Rugby Injuries

Rugby injuries

Rugby injuries are common due to the physicality and contact nature of the sport. In most cases, the only protection a rugby player wears is a gum shield, although shoulder padding and scrum cap head protection are also available and permitted.

Rugby injuries affecting the shoulder

Most common Rugby injuries are caused by direct impact or trauma, often from a collision with an opponent.

AC joint separation

AC joint separation or AC joint sprain is an injury to the ligament that holds the acromioclavicular joint together at the top of the shoulder. It is usually caused by fall onto an outstretched arm. Getting early treatment and support taping is important to avoid long-term problems or shoulder deformity.

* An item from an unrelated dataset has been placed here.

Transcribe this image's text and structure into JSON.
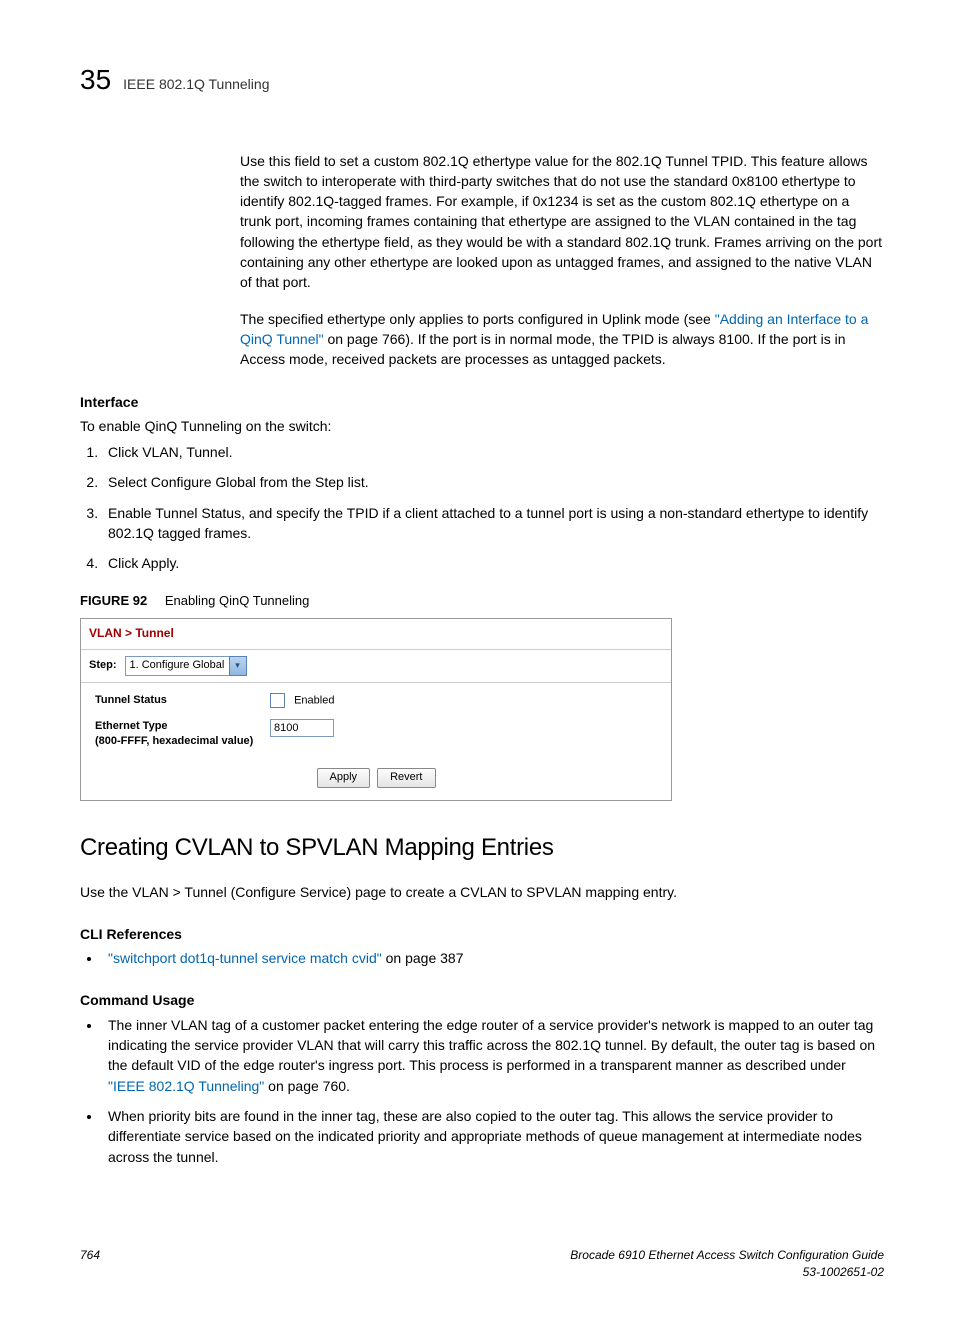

  • Symptoms include pain right at the end of the collarbone, on the top of the shoulder.
  • Initially, pain may be widespread throughout the shoulder, but become more localized to a bony point on the top of the shoulder later on.

Read more on treatment for AC joint separation.

Shoulder dislocation

Shoulder dislocations are traumatic and painful, they are often caused in contact sports or from falling. The upper arm bone dislocates out of its normal position with significant damage to the surrounding soft tissues (muscles, tendons, and ligaments).

  • If you suspect a dislocated shoulder, seek immediate medical attention.
  • Rehabilitation is essential if the athlete is to avoid re-injuring the shoulder.

Read more on dislocated shoulder.

Thigh & groin injuries in Rugby

Hamstring strains

A hamstring strain is a tear of one of the hamstring muscles at the back of your thigh. In Rugby it is usually occurs when sprinting.

  • Symptoms of a hamstring strain include pains whilst sprinting or a fast stretching movement or high kick.
  • Pulled hamstrings are graded 1, 2 or 3 depending on how bad they are. A grade 1 injury may only be a slight twinge whilst a grade 3 can result in the player being unable to walk.
  • Swelling may occur in more severe injuries and bruising may develops soon after.

Read more on hamstring strains.

Rugby ankle injuries

Ankle Sprains

A sprained ankle is one of the most common sports injuries and is also the most frequently re-injured. In the majority of cases, the ankle rolls inwards (inversion) under the weight of the rest of the body, resulting in damage to the ligaments on the outside of the ankle.

  • Pain is usually felt around the ankle joint itself although more specifically on the outside of the ankle where the damaged ligaments are located.
  • Swelling or bruising may present immediately or may take up to 48 hours to develop (depending on the types of structures damaged and the severity of the sprain).

Read more on sprained ankle.

Hand & finger

Jersey finger

Jersey finger is a tear of one of the flexor tendons which bend the fingers. It is common in contact sports such as Rugby and causes the tendon to bunch at the base of the finger.

Read more on Jersey finger.

Thumb sprain

A thumb sprain occurs when the thumb is bent out of its normal range of movement, usually backward. It is common in skiing, rugby, and basketball. If a sprained thumb is not treated properly it can recur and be a long term weakness.

Read more on Thumb sprain.

Should I see a professional about my Rugby injury?

If you have any of the following symptoms you should seek further medical assistance.

  • Severe pain, especially on walking
  • Severe swelling (oedema)
  • Altered sensation in the foot – such as a feeling of “pins and needles” (paresthesia) or a “loss of feeling” (anaesthesia).
  • Unable to complete normal daily activities after the initial 72 hours.

Further medical assistance can be sought through either your local GP or a private clinician such as a podiatrist, physiotherapist, sports therapist, osteopath or chiropractor. If you have followed the P.R.I.C.E. principles (see below) and are still unable to walk after 72 hours or still have severe pain that is not subsiding after the first 72 hours you should visit your local A&E department for further assessment.

Secondly, if you have applied for P.R.I.C.E. principles and still have weakness that lasts a long time (more than 2 weeks) or have ongoing discomfort in your foot or heel, you are highly recommended to seek advice from a specialist expert – such as a podiatrist or physiotherapist, osteopath, or chiropractor – who can provide you with advice and an appropriate and effective recovery and rehabilitation program.

Immediate first aid for acute Rugby injuries

The PRICE principles are the gold standard set for treating acute sports injuries. The acronym stands for Protection, Rest, Ice, Compression and Elevation and should be applied as early as possible and continued for at least the first 24-72 hours.

Read more on PRICE principles

Read more: Are Rugby players getting bigger?

This article has been written with reference to the bibliography.
Scroll to Top